About Michael:

Michael Klinghoffer (Hebrew: ????? ?????????), Author of Mr. Karr, Would You Teach Me How to Drive a Double Bass?, Dean of Performing Arts and Senior Lecturer of Double Bass at the Jerusalem Academy of Music and Dance, Israel.

Michael Klinghoffer, double bass performer, conductor and educator studied under Gary Karr at Yale University, where he received Master of Music and at the Hartt School University of Hartford, where he received his Doctor of Musical Arts.

He has been assistant principal bass player in the Israel Symphony Orchestra and in the Israel Sinfonietta.

Currently, he performs solo concerts, recitals and chamber music and conducts master classes in Israel and abroad. His repertoire ranges from contemporary Israel music, (much of it composed for him), to his own arrangements for double bass, which have been published in the U.S. and in Europe and recorded on two compact discs.

He has published articles on Music Education and on Pedagogy in Israel professional periodicals as well as in the U.S. “Music Education in Institutions of Non Formal Education” was published by MATAN in collaboration with the Israeli Ministry of Education.

Since 1987, he has been on the faculty of the Jerusalem Academy of Music and Dance, conducting orchestras, teaching the double bass and other subjects. He was the Head of the String Department, the Dean of Students and he is currently serving as the Dean of Performing Arts and is the Direcor of the Jerusalem Consevatory Chamber Orchetsra.

Along with his academic commitments and performing engagements, and after being Music Director for seven years at MATAN, (Arts and Culture Project for Youth), Dr. Klinghoffer still devotes much time and energy to working with young musicians from diverse backgrounds all over Israel.


CBC 178: Useful Music Apps

Jason demonstrates the MIDI Fighter at the 2015 Illinois ASTA Teacher Enrichment Workshop

Jason demonstrates the MIDI Fighter at the 2015 Illinois ASTA Teacher Enrichment Workshop

Today’s episode is a bit of a departure from the norm for us. This is a recording of a talk I did for the Illinois American String Teachers Association’s Fall Teacher Enrichment Workshop in October of 2015.  I have been involved with this organization for many years and am their current state chapter president.  I have done presentations like this many times in the past (you can find them in the archives of Contrabass Conversations).  I cover all sorts of music apps for iOS and Android that I use in my own practicing and teaching, and I think that listeners will discover some useful tools by listening to this presentation.

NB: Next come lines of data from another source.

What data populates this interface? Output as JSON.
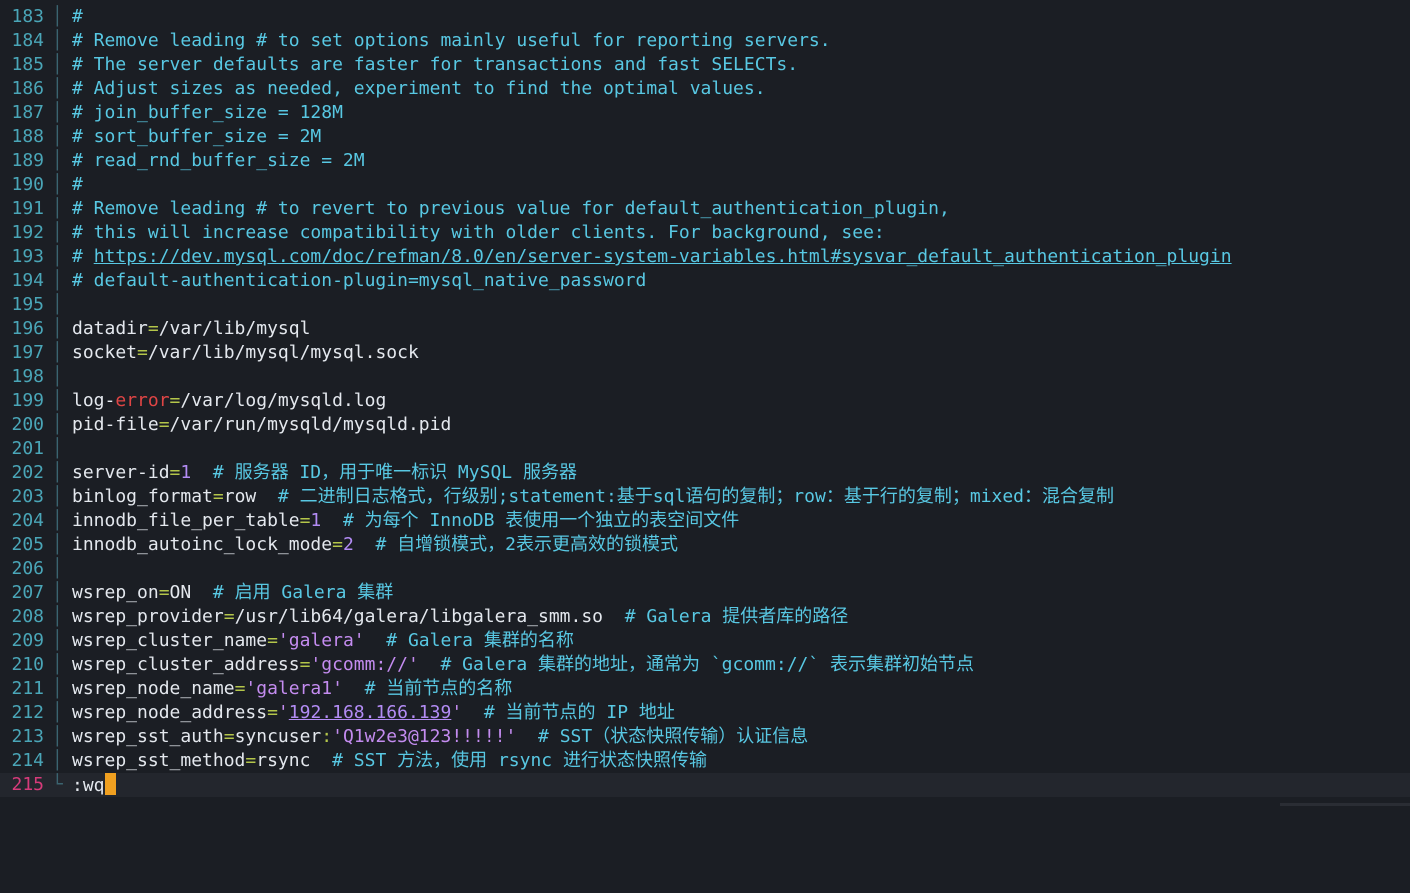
{
  "editor": {
    "lines": [
      {
        "no": "183",
        "segs": [
          [
            "c",
            "#"
          ]
        ]
      },
      {
        "no": "184",
        "segs": [
          [
            "c",
            "# Remove leading # to set options mainly useful for reporting servers."
          ]
        ]
      },
      {
        "no": "185",
        "segs": [
          [
            "c",
            "# The server defaults are faster for transactions and fast SELECTs."
          ]
        ]
      },
      {
        "no": "186",
        "segs": [
          [
            "c",
            "# Adjust sizes as needed, experiment to find the optimal values."
          ]
        ]
      },
      {
        "no": "187",
        "segs": [
          [
            "c",
            "# join_buffer_size = 128M"
          ]
        ]
      },
      {
        "no": "188",
        "segs": [
          [
            "c",
            "# sort_buffer_size = 2M"
          ]
        ]
      },
      {
        "no": "189",
        "segs": [
          [
            "c",
            "# read_rnd_buffer_size = 2M"
          ]
        ]
      },
      {
        "no": "190",
        "segs": [
          [
            "c",
            "#"
          ]
        ]
      },
      {
        "no": "191",
        "segs": [
          [
            "c",
            "# Remove leading # to revert to previous value for default_authentication_plugin,"
          ]
        ]
      },
      {
        "no": "192",
        "segs": [
          [
            "c",
            "# this will increase compatibility with older clients. For background, see:"
          ]
        ]
      },
      {
        "no": "193",
        "segs": [
          [
            "c",
            "# "
          ],
          [
            "url",
            "https://dev.mysql.com/doc/refman/8.0/en/server-system-variables.html#sysvar_default_authentication_plugin"
          ]
        ]
      },
      {
        "no": "194",
        "segs": [
          [
            "c",
            "# default-authentication-plugin=mysql_native_password"
          ]
        ]
      },
      {
        "no": "195",
        "segs": []
      },
      {
        "no": "196",
        "segs": [
          [
            "k",
            "datadir"
          ],
          [
            "op",
            "="
          ],
          [
            "k",
            "/var/lib/mysql"
          ]
        ]
      },
      {
        "no": "197",
        "segs": [
          [
            "k",
            "socket"
          ],
          [
            "op",
            "="
          ],
          [
            "k",
            "/var/lib/mysql/mysql.sock"
          ]
        ]
      },
      {
        "no": "198",
        "segs": []
      },
      {
        "no": "199",
        "segs": [
          [
            "k",
            "log-"
          ],
          [
            "red",
            "error"
          ],
          [
            "op",
            "="
          ],
          [
            "k",
            "/var/log/mysqld.log"
          ]
        ]
      },
      {
        "no": "200",
        "segs": [
          [
            "k",
            "pid-file"
          ],
          [
            "op",
            "="
          ],
          [
            "k",
            "/var/run/mysqld/mysqld.pid"
          ]
        ]
      },
      {
        "no": "201",
        "segs": []
      },
      {
        "no": "202",
        "segs": [
          [
            "k",
            "server-id"
          ],
          [
            "op",
            "="
          ],
          [
            "num",
            "1"
          ],
          [
            "c",
            "  # 服务器 ID，用于唯一标识 MySQL 服务器"
          ]
        ]
      },
      {
        "no": "203",
        "segs": [
          [
            "k",
            "binlog_format"
          ],
          [
            "op",
            "="
          ],
          [
            "k",
            "row"
          ],
          [
            "c",
            "  # 二进制日志格式，行级别;statement:基于sql语句的复制；row：基于行的复制；mixed：混合复制"
          ]
        ]
      },
      {
        "no": "204",
        "segs": [
          [
            "k",
            "innodb_file_per_table"
          ],
          [
            "op",
            "="
          ],
          [
            "num",
            "1"
          ],
          [
            "c",
            "  # 为每个 InnoDB 表使用一个独立的表空间文件"
          ]
        ]
      },
      {
        "no": "205",
        "segs": [
          [
            "k",
            "innodb_autoinc_lock_mode"
          ],
          [
            "op",
            "="
          ],
          [
            "num",
            "2"
          ],
          [
            "c",
            "  # 自增锁模式，2表示更高效的锁模式"
          ]
        ]
      },
      {
        "no": "206",
        "segs": []
      },
      {
        "no": "207",
        "segs": [
          [
            "k",
            "wsrep_on"
          ],
          [
            "op",
            "="
          ],
          [
            "k",
            "ON"
          ],
          [
            "c",
            "  # 启用 Galera 集群"
          ]
        ]
      },
      {
        "no": "208",
        "segs": [
          [
            "k",
            "wsrep_provider"
          ],
          [
            "op",
            "="
          ],
          [
            "k",
            "/usr/lib64/galera/libgalera_smm.so"
          ],
          [
            "c",
            "  # Galera 提供者库的路径"
          ]
        ]
      },
      {
        "no": "209",
        "segs": [
          [
            "k",
            "wsrep_cluster_name"
          ],
          [
            "op",
            "="
          ],
          [
            "str",
            "'galera'"
          ],
          [
            "c",
            "  # Galera 集群的名称"
          ]
        ]
      },
      {
        "no": "210",
        "segs": [
          [
            "k",
            "wsrep_cluster_address"
          ],
          [
            "op",
            "="
          ],
          [
            "str",
            "'gcomm://'"
          ],
          [
            "c",
            "  # Galera 集群的地址，通常为 `gcomm://` 表示集群初始节点"
          ]
        ]
      },
      {
        "no": "211",
        "segs": [
          [
            "k",
            "wsrep_node_name"
          ],
          [
            "op",
            "="
          ],
          [
            "str",
            "'galera1'"
          ],
          [
            "c",
            "  # 当前节点的名称"
          ]
        ]
      },
      {
        "no": "212",
        "segs": [
          [
            "k",
            "wsrep_node_address"
          ],
          [
            "op",
            "="
          ],
          [
            "str",
            "'"
          ],
          [
            "numu",
            "192.168.166.139"
          ],
          [
            "str",
            "'"
          ],
          [
            "c",
            "  # 当前节点的 IP 地址"
          ]
        ]
      },
      {
        "no": "213",
        "segs": [
          [
            "k",
            "wsrep_sst_auth"
          ],
          [
            "op",
            "="
          ],
          [
            "k",
            "syncuser"
          ],
          [
            "op",
            ":"
          ],
          [
            "str",
            "'Q1w2e3@123!!!!!'"
          ],
          [
            "c",
            "  # SST（状态快照传输）认证信息"
          ]
        ]
      },
      {
        "no": "214",
        "segs": [
          [
            "k",
            "wsrep_sst_method"
          ],
          [
            "op",
            "="
          ],
          [
            "k",
            "rsync"
          ],
          [
            "c",
            "  # SST 方法，使用 rsync 进行状态快照传输"
          ]
        ]
      }
    ],
    "command_line": {
      "no": "215",
      "text": ":wq"
    }
  },
  "colors": {
    "background": "#1b1e24",
    "line_number": "#4aa6b8",
    "current_line_number": "#d63b7a",
    "comment": "#58c8e3",
    "operator": "#b4c64a",
    "number": "#b38cf5",
    "string": "#c48cf0",
    "keyword_error": "#e04545",
    "cursor": "#f0a020"
  }
}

I recorded this talk on my iPad, and I actually use the iPad for a few parts of the talk, so you will hear some audio strangeness from time to time as I pick up and manipulate the iPad. I also demo a device called the MIDI Fighter using a piece of software called Ableton Live, and again, you’ll hear me kind of banging away at this device as I talk, so that’s what’s going on at the end of the talk.

Here’s a link to a video of the MIDI Fighter in action–it’s an interesting device!